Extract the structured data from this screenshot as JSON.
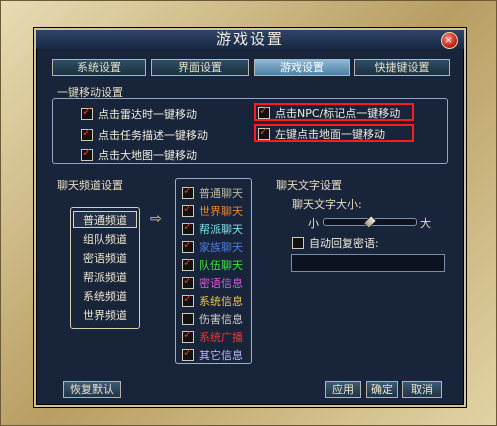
{
  "window": {
    "title": "游戏设置",
    "close_label": "×"
  },
  "tabs": [
    {
      "label": "系统设置",
      "active": false
    },
    {
      "label": "界面设置",
      "active": false
    },
    {
      "label": "游戏设置",
      "active": true
    },
    {
      "label": "快捷键设置",
      "active": false
    }
  ],
  "move_section": {
    "title": "一键移动设置",
    "options": [
      {
        "label": "点击雷达时一键移动",
        "checked": true
      },
      {
        "label": "点击任务描述一键移动",
        "checked": true
      },
      {
        "label": "点击大地图一键移动",
        "checked": true
      },
      {
        "label": "点击NPC/标记点一键移动",
        "checked": true
      },
      {
        "label": "左键点击地面一键移动",
        "checked": true
      }
    ]
  },
  "chat_channel": {
    "title": "聊天频道设置",
    "channels": [
      {
        "label": "普通频道",
        "selected": true
      },
      {
        "label": "组队频道",
        "selected": false
      },
      {
        "label": "密语频道",
        "selected": false
      },
      {
        "label": "帮派频道",
        "selected": false
      },
      {
        "label": "系统频道",
        "selected": false
      },
      {
        "label": "世界频道",
        "selected": false
      }
    ],
    "arrow": "⇨",
    "messages": [
      {
        "label": "普通聊天",
        "checked": true,
        "color": "#bdb8a3"
      },
      {
        "label": "世界聊天",
        "checked": true,
        "color": "#e98532"
      },
      {
        "label": "帮派聊天",
        "checked": true,
        "color": "#7fe0ee"
      },
      {
        "label": "家族聊天",
        "checked": true,
        "color": "#4d7be0"
      },
      {
        "label": "队伍聊天",
        "checked": true,
        "color": "#40e03a"
      },
      {
        "label": "密语信息",
        "checked": true,
        "color": "#d55bde"
      },
      {
        "label": "系统信息",
        "checked": true,
        "color": "#e8c64d"
      },
      {
        "label": "伤害信息",
        "checked": false,
        "color": "#cfcfcf"
      },
      {
        "label": "系统广播",
        "checked": true,
        "color": "#e83a35"
      },
      {
        "label": "其它信息",
        "checked": true,
        "color": "#bcbcff"
      }
    ]
  },
  "chat_text": {
    "title": "聊天文字设置",
    "size_label": "聊天文字大小:",
    "small_label": "小",
    "large_label": "大",
    "size_value": 0.5,
    "auto_reply_label": "自动回复密语:",
    "auto_reply_checked": false,
    "auto_reply_value": ""
  },
  "buttons": {
    "restore": "恢复默认",
    "apply": "应用",
    "ok": "确定",
    "cancel": "取消"
  }
}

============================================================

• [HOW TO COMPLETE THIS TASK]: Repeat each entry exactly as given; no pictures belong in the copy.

• [SOLVED EXERCISE]:
Extract the structured data from this screenshot as JSON.
{
  "window": {
    "title": "游戏设置",
    "close_label": "×"
  },
  "tabs": [
    {
      "label": "系统设置",
      "active": false
    },
    {
      "label": "界面设置",
      "active": false
    },
    {
      "label": "游戏设置",
      "active": true
    },
    {
      "label": "快捷键设置",
      "active": false
    }
  ],
  "move_section": {
    "title": "一键移动设置",
    "options": [
      {
        "label": "点击雷达时一键移动",
        "checked": true
      },
      {
        "label": "点击任务描述一键移动",
        "checked": true
      },
      {
        "label": "点击大地图一键移动",
        "checked": true
      },
      {
        "label": "点击NPC/标记点一键移动",
        "checked": true
      },
      {
        "label": "左键点击地面一键移动",
        "checked": true
      }
    ]
  },
  "chat_channel": {
    "title": "聊天频道设置",
    "channels": [
      {
        "label": "普通频道",
        "selected": true
      },
      {
        "label": "组队频道",
        "selected": false
      },
      {
        "label": "密语频道",
        "selected": false
      },
      {
        "label": "帮派频道",
        "selected": false
      },
      {
        "label": "系统频道",
        "selected": false
      },
      {
        "label": "世界频道",
        "selected": false
      }
    ],
    "arrow": "⇨",
    "messages": [
      {
        "label": "普通聊天",
        "checked": true,
        "color": "#bdb8a3"
      },
      {
        "label": "世界聊天",
        "checked": true,
        "color": "#e98532"
      },
      {
        "label": "帮派聊天",
        "checked": true,
        "color": "#7fe0ee"
      },
      {
        "label": "家族聊天",
        "checked": true,
        "color": "#4d7be0"
      },
      {
        "label": "队伍聊天",
        "checked": true,
        "color": "#40e03a"
      },
      {
        "label": "密语信息",
        "checked": true,
        "color": "#d55bde"
      },
      {
        "label": "系统信息",
        "checked": true,
        "color": "#e8c64d"
      },
      {
        "label": "伤害信息",
        "checked": false,
        "color": "#cfcfcf"
      },
      {
        "label": "系统广播",
        "checked": true,
        "color": "#e83a35"
      },
      {
        "label": "其它信息",
        "checked": true,
        "color": "#bcbcff"
      }
    ]
  },
  "chat_text": {
    "title": "聊天文字设置",
    "size_label": "聊天文字大小:",
    "small_label": "小",
    "large_label": "大",
    "size_value": 0.5,
    "auto_reply_label": "自动回复密语:",
    "auto_reply_checked": false,
    "auto_reply_value": ""
  },
  "buttons": {
    "restore": "恢复默认",
    "apply": "应用",
    "ok": "确定",
    "cancel": "取消"
  }
}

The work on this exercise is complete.